Sumit Singhal loves modern architecture. He comes from a family of builders who have built more than 20 projects in the last ten years near Delhi in India. He has recently started writing about the architectural projects that catch his imagination.
Nuragic and Contemporary Art Museum in Cagliari, Italy by Zaha Hadid Achitects
April 7th, 2012 by Sumit Singhal
Article source: Zaha Hadid Achitects
The new museum for Cagliari serves as a landmark for the city – welcoming visitors from the sea, sharing its public dimension with the urban complex through a network of public paths. These paths continue within the building’s interior, forming spaces for exhibition, communication and transit.
Our concept envisages the museum as a ‘node of cultural exchanges’ – as a structure which serves as a seaward landmark for the city of Cagliari and, through a network of public paths, interconnects and shares its public dimension with the urban centre it serves. Geometrically aligned with the sea, the ‘Nuragic’ also extends its arms towards the quarter of S. Elia.
This building equates to a ‘coralline concretion’ – empty inside, hard and porous on the surface, yet able to accommodate, through its continuous osmotic exchange with the exterior, a range of cultural activities and experiences. At times it assimilates to the ground, creating a new landscape, at others it acquires a strong mass, defining a new skyline.
The openness and dynamic nature of its silhouette is continued inside, where the circulation of visitors along different paths determine the geometry of its spaces. Deliberate erosion forms a vast cavity which reveals a succession of open spaces for use in many different ways. The building’s inner cavity is defined by two continuous skins, one within the other, with museum resources placed between the two.
Pathways containing communication, contemporary and Nuragic exhibitions constantly intercept and bisect other public areas, giving the building a great sense of fluidity and enormous flexibility.

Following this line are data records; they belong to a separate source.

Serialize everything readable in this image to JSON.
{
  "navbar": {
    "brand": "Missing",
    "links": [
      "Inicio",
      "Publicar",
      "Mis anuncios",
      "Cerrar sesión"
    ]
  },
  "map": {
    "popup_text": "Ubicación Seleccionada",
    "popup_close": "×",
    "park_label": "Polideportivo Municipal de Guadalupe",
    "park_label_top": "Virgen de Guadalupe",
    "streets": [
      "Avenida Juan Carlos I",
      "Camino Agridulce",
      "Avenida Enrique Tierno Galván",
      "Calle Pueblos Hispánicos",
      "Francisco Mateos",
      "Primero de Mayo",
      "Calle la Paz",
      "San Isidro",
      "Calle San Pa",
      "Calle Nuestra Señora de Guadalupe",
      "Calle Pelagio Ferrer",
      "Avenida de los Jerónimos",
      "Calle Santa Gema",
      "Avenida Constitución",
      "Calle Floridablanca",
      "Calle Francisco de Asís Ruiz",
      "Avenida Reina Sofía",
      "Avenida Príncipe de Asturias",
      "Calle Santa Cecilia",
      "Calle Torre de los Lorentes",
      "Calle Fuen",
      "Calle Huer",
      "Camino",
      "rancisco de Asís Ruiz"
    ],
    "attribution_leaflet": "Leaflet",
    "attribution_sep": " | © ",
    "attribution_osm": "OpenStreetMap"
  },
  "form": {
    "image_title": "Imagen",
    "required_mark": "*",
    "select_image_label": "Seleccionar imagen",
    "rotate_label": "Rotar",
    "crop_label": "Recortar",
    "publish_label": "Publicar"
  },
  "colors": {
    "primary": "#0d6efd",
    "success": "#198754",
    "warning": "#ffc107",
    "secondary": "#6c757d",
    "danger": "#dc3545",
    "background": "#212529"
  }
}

Construction of the building is phased, echoing the self-regulating growth of living organisms and allowing the museum to define first its own inner spaces, before transforming its surrounding landscape and finally ‘growing’ towards the city of Cagliari.
Contact Zaha Hadid Achitects